(Element data from apps and pages)

*** Block opens ***

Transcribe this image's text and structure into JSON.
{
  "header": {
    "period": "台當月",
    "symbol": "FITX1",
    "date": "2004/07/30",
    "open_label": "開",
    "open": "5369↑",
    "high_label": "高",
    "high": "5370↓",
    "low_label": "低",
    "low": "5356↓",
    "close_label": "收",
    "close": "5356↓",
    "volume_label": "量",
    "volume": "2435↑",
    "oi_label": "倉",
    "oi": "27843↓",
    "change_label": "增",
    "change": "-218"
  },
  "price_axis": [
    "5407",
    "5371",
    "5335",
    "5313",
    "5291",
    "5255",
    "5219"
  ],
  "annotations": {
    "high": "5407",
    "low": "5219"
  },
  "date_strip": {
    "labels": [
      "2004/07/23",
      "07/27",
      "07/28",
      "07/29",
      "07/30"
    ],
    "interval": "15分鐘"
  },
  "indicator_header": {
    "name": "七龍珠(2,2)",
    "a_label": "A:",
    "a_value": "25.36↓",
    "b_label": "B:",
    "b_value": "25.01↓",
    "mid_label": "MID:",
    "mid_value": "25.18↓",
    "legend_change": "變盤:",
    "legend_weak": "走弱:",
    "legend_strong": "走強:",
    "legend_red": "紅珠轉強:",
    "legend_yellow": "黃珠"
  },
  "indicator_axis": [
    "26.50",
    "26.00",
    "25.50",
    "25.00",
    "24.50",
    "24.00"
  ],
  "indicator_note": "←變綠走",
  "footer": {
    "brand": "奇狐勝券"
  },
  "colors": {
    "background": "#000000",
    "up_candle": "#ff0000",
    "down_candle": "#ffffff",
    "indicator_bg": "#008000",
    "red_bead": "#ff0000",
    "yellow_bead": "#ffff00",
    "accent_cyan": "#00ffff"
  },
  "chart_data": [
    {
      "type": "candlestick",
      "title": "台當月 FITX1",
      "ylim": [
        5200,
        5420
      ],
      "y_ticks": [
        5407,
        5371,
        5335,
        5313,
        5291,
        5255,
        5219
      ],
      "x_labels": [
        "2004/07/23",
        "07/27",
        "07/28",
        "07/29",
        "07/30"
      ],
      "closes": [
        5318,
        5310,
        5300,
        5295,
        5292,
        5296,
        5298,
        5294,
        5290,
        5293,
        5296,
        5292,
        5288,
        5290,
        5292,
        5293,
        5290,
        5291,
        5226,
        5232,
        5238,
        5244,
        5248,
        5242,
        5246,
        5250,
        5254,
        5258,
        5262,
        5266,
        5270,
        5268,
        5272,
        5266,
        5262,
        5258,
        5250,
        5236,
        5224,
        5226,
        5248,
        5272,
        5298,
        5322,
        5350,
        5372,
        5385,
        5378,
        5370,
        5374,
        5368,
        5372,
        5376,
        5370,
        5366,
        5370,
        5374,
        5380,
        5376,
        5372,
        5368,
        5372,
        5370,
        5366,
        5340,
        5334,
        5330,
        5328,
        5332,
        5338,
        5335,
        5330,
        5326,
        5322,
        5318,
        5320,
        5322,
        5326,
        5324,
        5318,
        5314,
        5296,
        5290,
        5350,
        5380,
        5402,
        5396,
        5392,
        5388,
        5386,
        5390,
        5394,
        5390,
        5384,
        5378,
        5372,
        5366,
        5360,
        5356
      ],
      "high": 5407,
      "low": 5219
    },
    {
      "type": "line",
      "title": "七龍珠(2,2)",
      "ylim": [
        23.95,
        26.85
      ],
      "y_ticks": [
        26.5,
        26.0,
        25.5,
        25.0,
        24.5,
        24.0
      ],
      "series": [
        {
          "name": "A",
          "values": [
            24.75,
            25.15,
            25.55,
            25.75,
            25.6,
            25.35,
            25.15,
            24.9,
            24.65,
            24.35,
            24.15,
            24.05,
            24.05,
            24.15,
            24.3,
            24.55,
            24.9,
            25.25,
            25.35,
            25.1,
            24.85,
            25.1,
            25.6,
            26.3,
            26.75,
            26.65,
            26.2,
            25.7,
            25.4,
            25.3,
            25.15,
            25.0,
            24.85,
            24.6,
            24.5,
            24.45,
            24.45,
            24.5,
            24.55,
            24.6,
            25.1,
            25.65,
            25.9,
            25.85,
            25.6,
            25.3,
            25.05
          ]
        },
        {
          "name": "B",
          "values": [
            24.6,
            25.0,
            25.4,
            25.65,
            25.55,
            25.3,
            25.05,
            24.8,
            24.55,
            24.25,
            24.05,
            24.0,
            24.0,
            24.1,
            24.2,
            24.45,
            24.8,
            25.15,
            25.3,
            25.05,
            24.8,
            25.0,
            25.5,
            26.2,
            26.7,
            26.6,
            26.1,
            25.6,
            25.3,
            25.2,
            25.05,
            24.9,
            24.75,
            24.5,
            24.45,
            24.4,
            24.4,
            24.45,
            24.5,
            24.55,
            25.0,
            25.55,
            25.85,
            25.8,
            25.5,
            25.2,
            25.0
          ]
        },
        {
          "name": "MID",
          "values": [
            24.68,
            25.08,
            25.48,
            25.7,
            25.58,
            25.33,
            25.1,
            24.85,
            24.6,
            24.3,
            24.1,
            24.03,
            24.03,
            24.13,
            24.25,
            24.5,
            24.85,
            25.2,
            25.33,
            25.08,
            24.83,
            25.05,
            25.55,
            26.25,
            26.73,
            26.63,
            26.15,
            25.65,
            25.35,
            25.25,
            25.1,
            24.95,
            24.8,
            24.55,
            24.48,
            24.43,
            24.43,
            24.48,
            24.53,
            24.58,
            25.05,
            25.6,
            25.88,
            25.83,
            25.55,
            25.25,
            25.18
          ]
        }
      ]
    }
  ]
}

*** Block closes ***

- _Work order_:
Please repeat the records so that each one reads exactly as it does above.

- _Exercise result_:
Transcribe this image's text and structure into JSON.
{
  "header": {
    "period": "台當月",
    "symbol": "FITX1",
    "date": "2004/07/30",
    "open_label": "開",
    "open": "5369↑",
    "high_label": "高",
    "high": "5370↓",
    "low_label": "低",
    "low": "5356↓",
    "close_label": "收",
    "close": "5356↓",
    "volume_label": "量",
    "volume": "2435↑",
    "oi_label": "倉",
    "oi": "27843↓",
    "change_label": "增",
    "change": "-218"
  },
  "price_axis": [
    "5407",
    "5371",
    "5335",
    "5313",
    "5291",
    "5255",
    "5219"
  ],
  "annotations": {
    "high": "5407",
    "low": "5219"
  },
  "date_strip": {
    "labels": [
      "2004/07/23",
      "07/27",
      "07/28",
      "07/29",
      "07/30"
    ],
    "interval": "15分鐘"
  },
  "indicator_header": {
    "name": "七龍珠(2,2)",
    "a_label": "A:",
    "a_value": "25.36↓",
    "b_label": "B:",
    "b_value": "25.01↓",
    "mid_label": "MID:",
    "mid_value": "25.18↓",
    "legend_change": "變盤:",
    "legend_weak": "走弱:",
    "legend_strong": "走強:",
    "legend_red": "紅珠轉強:",
    "legend_yellow": "黃珠"
  },
  "indicator_axis": [
    "26.50",
    "26.00",
    "25.50",
    "25.00",
    "24.50",
    "24.00"
  ],
  "indicator_note": "←變綠走",
  "footer": {
    "brand": "奇狐勝券"
  },
  "colors": {
    "background": "#000000",
    "up_candle": "#ff0000",
    "down_candle": "#ffffff",
    "indicator_bg": "#008000",
    "red_bead": "#ff0000",
    "yellow_bead": "#ffff00",
    "accent_cyan": "#00ffff"
  },
  "chart_data": [
    {
      "type": "candlestick",
      "title": "台當月 FITX1",
      "ylim": [
        5200,
        5420
      ],
      "y_ticks": [
        5407,
        5371,
        5335,
        5313,
        5291,
        5255,
        5219
      ],
      "x_labels": [
        "2004/07/23",
        "07/27",
        "07/28",
        "07/29",
        "07/30"
      ],
      "closes": [
        5318,
        5310,
        5300,
        5295,
        5292,
        5296,
        5298,
        5294,
        5290,
        5293,
        5296,
        5292,
        5288,
        5290,
        5292,
        5293,
        5290,
        5291,
        5226,
        5232,
        5238,
        5244,
        5248,
        5242,
        5246,
        5250,
        5254,
        5258,
        5262,
        5266,
        5270,
        5268,
        5272,
        5266,
        5262,
        5258,
        5250,
        5236,
        5224,
        5226,
        5248,
        5272,
        5298,
        5322,
        5350,
        5372,
        5385,
        5378,
        5370,
        5374,
        5368,
        5372,
        5376,
        5370,
        5366,
        5370,
        5374,
        5380,
        5376,
        5372,
        5368,
        5372,
        5370,
        5366,
        5340,
        5334,
        5330,
        5328,
        5332,
        5338,
        5335,
        5330,
        5326,
        5322,
        5318,
        5320,
        5322,
        5326,
        5324,
        5318,
        5314,
        5296,
        5290,
        5350,
        5380,
        5402,
        5396,
        5392,
        5388,
        5386,
        5390,
        5394,
        5390,
        5384,
        5378,
        5372,
        5366,
        5360,
        5356
      ],
      "high": 5407,
      "low": 5219
    },
    {
      "type": "line",
      "title": "七龍珠(2,2)",
      "ylim": [
        23.95,
        26.85
      ],
      "y_ticks": [
        26.5,
        26.0,
        25.5,
        25.0,
        24.5,
        24.0
      ],
      "series": [
        {
          "name": "A",
          "values": [
            24.75,
            25.15,
            25.55,
            25.75,
            25.6,
            25.35,
            25.15,
            24.9,
            24.65,
            24.35,
            24.15,
            24.05,
            24.05,
            24.15,
            24.3,
            24.55,
            24.9,
            25.25,
            25.35,
            25.1,
            24.85,
            25.1,
            25.6,
            26.3,
            26.75,
            26.65,
            26.2,
            25.7,
            25.4,
            25.3,
            25.15,
            25.0,
            24.85,
            24.6,
            24.5,
            24.45,
            24.45,
            24.5,
            24.55,
            24.6,
            25.1,
            25.65,
            25.9,
            25.85,
            25.6,
            25.3,
            25.05
          ]
        },
        {
          "name": "B",
          "values": [
            24.6,
            25.0,
            25.4,
            25.65,
            25.55,
            25.3,
            25.05,
            24.8,
            24.55,
            24.25,
            24.05,
            24.0,
            24.0,
            24.1,
            24.2,
            24.45,
            24.8,
            25.15,
            25.3,
            25.05,
            24.8,
            25.0,
            25.5,
            26.2,
            26.7,
            26.6,
            26.1,
            25.6,
            25.3,
            25.2,
            25.05,
            24.9,
            24.75,
            24.5,
            24.45,
            24.4,
            24.4,
            24.45,
            24.5,
            24.55,
            25.0,
            25.55,
            25.85,
            25.8,
            25.5,
            25.2,
            25.0
          ]
        },
        {
          "name": "MID",
          "values": [
            24.68,
            25.08,
            25.48,
            25.7,
            25.58,
            25.33,
            25.1,
            24.85,
            24.6,
            24.3,
            24.1,
            24.03,
            24.03,
            24.13,
            24.25,
            24.5,
            24.85,
            25.2,
            25.33,
            25.08,
            24.83,
            25.05,
            25.55,
            26.25,
            26.73,
            26.63,
            26.15,
            25.65,
            25.35,
            25.25,
            25.1,
            24.95,
            24.8,
            24.55,
            24.48,
            24.43,
            24.43,
            24.48,
            24.53,
            24.58,
            25.05,
            25.6,
            25.88,
            25.83,
            25.55,
            25.25,
            25.18
          ]
        }
      ]
    }
  ]
}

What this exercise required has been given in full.